I leave town under cover of night, as usual. It’s only seven, but it’s already been dark for hours. Every day the newspapers report the daylight hours, and any time I talk to my mom she passes it on to me: there were 5 hours and 42 minutes of daylight.
At first there are little towns, which used to be much much smaller towns when I was a little kid. Now they all have strip malls and fast food chains. My little sister calls and asks me to bring her some Arby’s from the big scary city.
“Are you sure?” I ask. “It’ll probably be a day or two before I’m there.” And me with this horrible lack of refridgeration. She changes her mind.

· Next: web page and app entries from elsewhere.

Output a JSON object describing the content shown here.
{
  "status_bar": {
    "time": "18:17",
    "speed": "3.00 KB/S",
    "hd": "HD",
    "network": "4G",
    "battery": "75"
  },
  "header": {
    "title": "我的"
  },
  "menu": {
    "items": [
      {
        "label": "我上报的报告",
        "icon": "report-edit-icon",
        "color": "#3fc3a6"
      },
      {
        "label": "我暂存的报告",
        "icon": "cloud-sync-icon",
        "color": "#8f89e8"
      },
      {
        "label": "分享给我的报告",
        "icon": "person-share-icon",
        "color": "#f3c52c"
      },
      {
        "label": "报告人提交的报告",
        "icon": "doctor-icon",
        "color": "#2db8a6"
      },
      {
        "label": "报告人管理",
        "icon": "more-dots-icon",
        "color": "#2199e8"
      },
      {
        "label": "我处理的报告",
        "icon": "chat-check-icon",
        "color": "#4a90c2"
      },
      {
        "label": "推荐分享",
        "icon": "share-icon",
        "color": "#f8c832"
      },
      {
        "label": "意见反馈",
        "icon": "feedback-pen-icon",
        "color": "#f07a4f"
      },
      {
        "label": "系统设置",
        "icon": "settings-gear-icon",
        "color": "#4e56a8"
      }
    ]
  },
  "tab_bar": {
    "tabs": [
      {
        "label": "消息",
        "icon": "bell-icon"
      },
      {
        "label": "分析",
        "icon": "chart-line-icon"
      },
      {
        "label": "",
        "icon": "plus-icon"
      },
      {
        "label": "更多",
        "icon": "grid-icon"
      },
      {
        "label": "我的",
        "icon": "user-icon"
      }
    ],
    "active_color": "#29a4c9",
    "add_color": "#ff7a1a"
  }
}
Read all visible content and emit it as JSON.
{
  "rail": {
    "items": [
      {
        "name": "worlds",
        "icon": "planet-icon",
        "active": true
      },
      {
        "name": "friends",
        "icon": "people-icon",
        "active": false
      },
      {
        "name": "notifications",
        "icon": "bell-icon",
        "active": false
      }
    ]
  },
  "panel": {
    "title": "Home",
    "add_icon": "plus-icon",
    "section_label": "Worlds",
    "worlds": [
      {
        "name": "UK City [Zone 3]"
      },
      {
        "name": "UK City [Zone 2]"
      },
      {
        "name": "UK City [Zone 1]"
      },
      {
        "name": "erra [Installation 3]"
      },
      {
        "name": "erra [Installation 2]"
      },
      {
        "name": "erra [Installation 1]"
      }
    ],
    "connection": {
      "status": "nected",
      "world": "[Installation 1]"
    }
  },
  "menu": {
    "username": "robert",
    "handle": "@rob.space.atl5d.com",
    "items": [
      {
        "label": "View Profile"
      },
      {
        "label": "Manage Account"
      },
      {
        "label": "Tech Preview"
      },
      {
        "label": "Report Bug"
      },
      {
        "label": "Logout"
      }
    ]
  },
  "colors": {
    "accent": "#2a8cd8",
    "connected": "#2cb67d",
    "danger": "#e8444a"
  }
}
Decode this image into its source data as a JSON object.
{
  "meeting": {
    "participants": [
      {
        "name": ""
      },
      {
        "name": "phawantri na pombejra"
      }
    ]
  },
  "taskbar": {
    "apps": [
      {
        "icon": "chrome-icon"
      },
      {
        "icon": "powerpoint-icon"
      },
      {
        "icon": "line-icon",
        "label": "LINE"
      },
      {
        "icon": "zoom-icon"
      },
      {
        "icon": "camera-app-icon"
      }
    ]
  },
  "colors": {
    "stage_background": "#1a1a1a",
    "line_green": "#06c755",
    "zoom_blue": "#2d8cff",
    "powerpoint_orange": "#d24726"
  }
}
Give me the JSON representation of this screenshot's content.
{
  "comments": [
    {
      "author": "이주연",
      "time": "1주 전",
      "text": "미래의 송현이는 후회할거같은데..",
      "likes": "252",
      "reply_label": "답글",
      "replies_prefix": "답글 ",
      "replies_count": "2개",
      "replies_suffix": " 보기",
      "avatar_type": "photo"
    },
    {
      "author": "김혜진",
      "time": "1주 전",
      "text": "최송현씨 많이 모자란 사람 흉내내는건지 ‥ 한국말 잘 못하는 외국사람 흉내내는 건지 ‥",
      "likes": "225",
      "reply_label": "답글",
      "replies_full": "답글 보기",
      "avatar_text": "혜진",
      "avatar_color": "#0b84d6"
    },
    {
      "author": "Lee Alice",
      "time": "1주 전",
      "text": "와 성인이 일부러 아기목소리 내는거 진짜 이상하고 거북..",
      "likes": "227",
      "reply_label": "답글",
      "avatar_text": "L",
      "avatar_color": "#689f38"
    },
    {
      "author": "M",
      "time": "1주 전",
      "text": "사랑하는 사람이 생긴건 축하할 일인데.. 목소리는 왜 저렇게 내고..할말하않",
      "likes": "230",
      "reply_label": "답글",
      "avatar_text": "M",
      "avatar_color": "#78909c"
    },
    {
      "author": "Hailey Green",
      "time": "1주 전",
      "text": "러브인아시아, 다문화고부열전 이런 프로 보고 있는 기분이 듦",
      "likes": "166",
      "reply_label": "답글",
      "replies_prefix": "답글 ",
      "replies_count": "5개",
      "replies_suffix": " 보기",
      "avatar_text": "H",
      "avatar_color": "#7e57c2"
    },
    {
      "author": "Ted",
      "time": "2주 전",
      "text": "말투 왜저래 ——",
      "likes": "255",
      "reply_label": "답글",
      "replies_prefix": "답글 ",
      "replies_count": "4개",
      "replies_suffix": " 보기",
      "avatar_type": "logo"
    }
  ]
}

Soon I’m climbing into the mountains and there’s snow on the ground and the birch almost glow in the dark, in their holy way. They are like bones in the desert, bleached white by the sun, but I know when you hug them in the dead of winter they are warm on the inside. Last winter I could hear bluebells singing inside them, having retreated to their warmth for the winter, and I want to stop the van and jump out to listen right now, but instead I focus on the snow and the road.
Soon I’m higher and it’s all tundra and wind. Stunted little spruce, moss and hardy flowers hiding under the snow. The road is almost clean, from the snow, so I’m not squinting at all when I see a truck pulled over ahead. In Alaska, you stop. It’s just how we are and also there are laws about it. I stop. They ran out of gas, but someone else has already stopped and is bringing them some. It’s probably at least eighty miles to any gas.

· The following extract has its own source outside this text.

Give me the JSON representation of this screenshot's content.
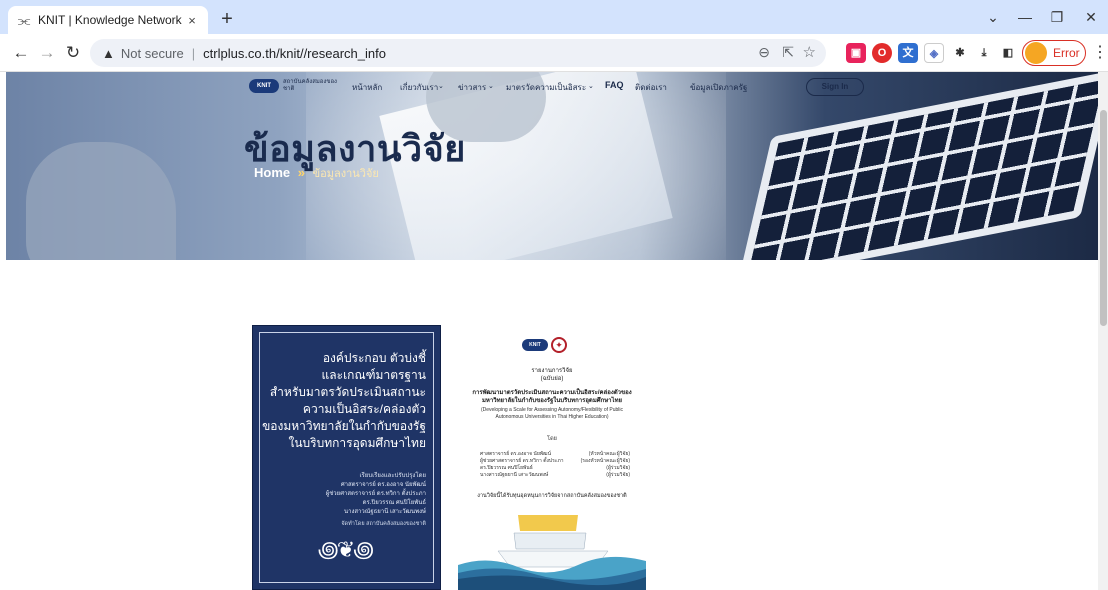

Back in the van I turn the wheel to pull out on the road and there’s a crunching squeely noise. Hm. It’s rather grinding as I keep going, and I figure it’s probably that one brake shoe that’s sticky. I accellerate and it goes away, which I think means I was right and it came unstuck. At least that’s what I think until forty miles later there’s a strange flapping noise, like a broken belt. All the gages are fine though, and there isn’t really anything to do about it out here, so I keep driving. Another twenty miles or so down the road there’s a sudden squeeling noise. Whoa. I hit the brakes. They grind like crazy. What the hell?
On the side of the road the moon is waning and I check my brake fluid. Full. I check the power steering fluid, which would make sense because the power steering pump has something to do with the brakes and I’ve got a very small power steering fluid leak somewhere. But it’s still full. All the other fluids are full, too, and nothing looks wrong, except an odd ticking from the vicinity of the alternator. I get back in and try driving again, but it’s the same noise, the squeeling and the crunching when I stop or steer. Huh. I check the fluids again, and then take Bro out to pee and howl at the moon (he doesn’t howl, I do). I try driving again, and then check the fluids again. There’s no cell service here, and I’m rather inclined to just hole up for the night, but the side of the road’s never a good place to sleep.
A truck comes along and stops. Truck drivers have always saved my ass, I suppose because I have always been hitchiking and broken down and broke on the side of the road. He checks my fluids and looks at things. He doesn’t see anything wrong either. I start it up to show him the noise and it’s magically gone! I’m back on the road again! The noise comes back a little whenever I brake, steer, or go over a bump, but after a while it stops all together. Then there is a clicking noise again, like a belt come loose, and then that stops.
Luckily I’m only 70 miles from where my mom lives and I was planning to stop and pick my mail up from her porch anyways. I just sleep in her driveway. In the morning (well, morning to me, 2PM to the rest of y’all) I stop by the school to see her on the way out of town. My van is all better except that clicking noise, but I’m still irrationally paranoid about the idler arms and tie rods, so I get her to come out and jiggle the steering wheel for me. She listens to the ticking and says maybe I should wait for her husband to get into town and take a look at it. It’ll just be a few hours.
So I hang out at the school and by the time her husband arrives the clicking is gone and has been replaced by a whirring that he says is the brushes inside the alternator. He is one of those really, really good mechanics. The kind with engineering degrees and machinist jobs that just knows everything about all kinds of cars, trucks, heavy equipment, and draglines. He thinks I might need a new alternator, but he doesn’t see anything really wrong.
In the morning, they’ll follow me to the little big city, just in case. And I guess I’ll go to work on Monday and make some alternator money. Just in case.